  • ALSO make an appointment to go to the USDA, APHIS, Veterinary Services to have your health certificate officially validated by your state. I made my appointment for the same day I got his health certificate. Remember, this has to be done within 10 days of your flight, so you want to make sure you give yourself a little time in case something goes wrong! I had to drive about an hour and a half to get there, so also check how far your closest office is so you have enough time between the appointments (should you do everything in the same day).
  • Prepare your pet for the flight. I got my dog used to his cage well before the flight, so that he was comfortable in it and used to it. I rewarded him for going into his cage, and I would put him in there any time we drove a long distance so he could get used to the movement. When you fly, people recommend putting something that smells like you in your pet’s cage in order to ease their anxiety.

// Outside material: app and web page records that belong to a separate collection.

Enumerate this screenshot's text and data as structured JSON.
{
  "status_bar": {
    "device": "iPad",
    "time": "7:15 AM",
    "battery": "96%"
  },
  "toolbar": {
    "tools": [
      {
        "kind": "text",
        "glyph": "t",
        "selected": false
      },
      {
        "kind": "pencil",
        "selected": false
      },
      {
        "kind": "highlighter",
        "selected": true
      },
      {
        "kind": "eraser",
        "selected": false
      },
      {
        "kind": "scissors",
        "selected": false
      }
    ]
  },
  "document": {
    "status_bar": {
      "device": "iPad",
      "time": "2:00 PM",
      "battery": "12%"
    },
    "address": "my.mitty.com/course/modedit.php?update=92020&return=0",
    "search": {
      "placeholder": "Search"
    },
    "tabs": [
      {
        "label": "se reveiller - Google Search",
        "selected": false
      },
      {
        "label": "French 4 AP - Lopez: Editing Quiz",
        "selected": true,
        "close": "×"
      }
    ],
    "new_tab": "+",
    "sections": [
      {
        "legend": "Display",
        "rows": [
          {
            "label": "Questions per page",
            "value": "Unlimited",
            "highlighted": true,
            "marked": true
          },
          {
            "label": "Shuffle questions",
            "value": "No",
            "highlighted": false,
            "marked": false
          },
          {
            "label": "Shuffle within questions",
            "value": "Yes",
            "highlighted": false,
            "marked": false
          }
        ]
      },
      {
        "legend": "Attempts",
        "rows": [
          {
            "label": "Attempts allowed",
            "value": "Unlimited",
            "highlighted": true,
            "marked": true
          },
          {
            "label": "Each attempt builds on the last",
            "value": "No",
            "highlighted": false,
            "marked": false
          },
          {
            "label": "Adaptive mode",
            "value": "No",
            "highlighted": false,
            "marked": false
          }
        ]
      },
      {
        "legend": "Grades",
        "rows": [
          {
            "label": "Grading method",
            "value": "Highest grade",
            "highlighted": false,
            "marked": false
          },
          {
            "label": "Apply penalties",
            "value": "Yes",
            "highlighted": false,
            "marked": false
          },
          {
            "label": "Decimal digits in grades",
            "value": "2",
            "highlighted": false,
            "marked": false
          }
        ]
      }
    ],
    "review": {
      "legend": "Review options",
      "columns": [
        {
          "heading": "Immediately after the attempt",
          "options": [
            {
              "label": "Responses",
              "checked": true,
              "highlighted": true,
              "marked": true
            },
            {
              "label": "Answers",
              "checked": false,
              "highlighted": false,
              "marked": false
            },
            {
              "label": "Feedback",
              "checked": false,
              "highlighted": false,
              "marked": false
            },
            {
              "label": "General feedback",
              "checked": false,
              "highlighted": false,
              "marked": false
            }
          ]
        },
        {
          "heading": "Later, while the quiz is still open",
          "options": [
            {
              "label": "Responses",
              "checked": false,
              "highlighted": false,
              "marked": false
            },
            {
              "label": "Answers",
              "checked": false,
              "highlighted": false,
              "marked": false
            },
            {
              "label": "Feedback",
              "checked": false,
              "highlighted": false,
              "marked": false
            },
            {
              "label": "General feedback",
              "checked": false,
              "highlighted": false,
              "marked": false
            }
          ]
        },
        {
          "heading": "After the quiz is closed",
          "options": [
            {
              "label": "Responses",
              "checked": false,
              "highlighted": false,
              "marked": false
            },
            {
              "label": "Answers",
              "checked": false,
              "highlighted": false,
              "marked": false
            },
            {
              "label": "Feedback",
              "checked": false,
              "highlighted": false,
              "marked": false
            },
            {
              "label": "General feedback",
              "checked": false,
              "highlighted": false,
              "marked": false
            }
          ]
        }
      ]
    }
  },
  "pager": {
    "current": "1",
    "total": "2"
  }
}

I gave him a long walk so he could exercise and go to the bathroom before the long flight. I also gave him benadryl, which is ok to do as long as your pet will be in a pressurized area of the plane (not in cargo). Talk to your vet and see what he/she recommends.
  • Check in. You will fill out some information and then you will take your dog through security where they make sure you’re not smuggling any drugs underneath that pet mattress. Then they will take your dog away and even though it’s heart wrenching, in a way you can relax because everything is now out of your hands.
  • Pick up your dog and take him/her through customs. I panicked because once we landed, I didn’t know where to get my dog. Everyone told me to go somewhere different, so I was on a wild goose chase throughout the airport with three suitcases and a heavy bag on my shoulder searching for my dog. If possible, see if an airport employee can take you where you need to go. Once you’ve got your dog, you declare him/her at customs and this is when the official checks your papers. Mine barely gave my papers (you know, the ones I spent months worrying about) a glance, and I was good to go.
  • Get your pet fresh air, food, and water as soon as possible, and then enjoy! All that shit is over with! It’s not a simple thing to fly a pet overseas, but if you plan ahead and stay semi-organized, things will work out. Germany is a fantastic place for a dog!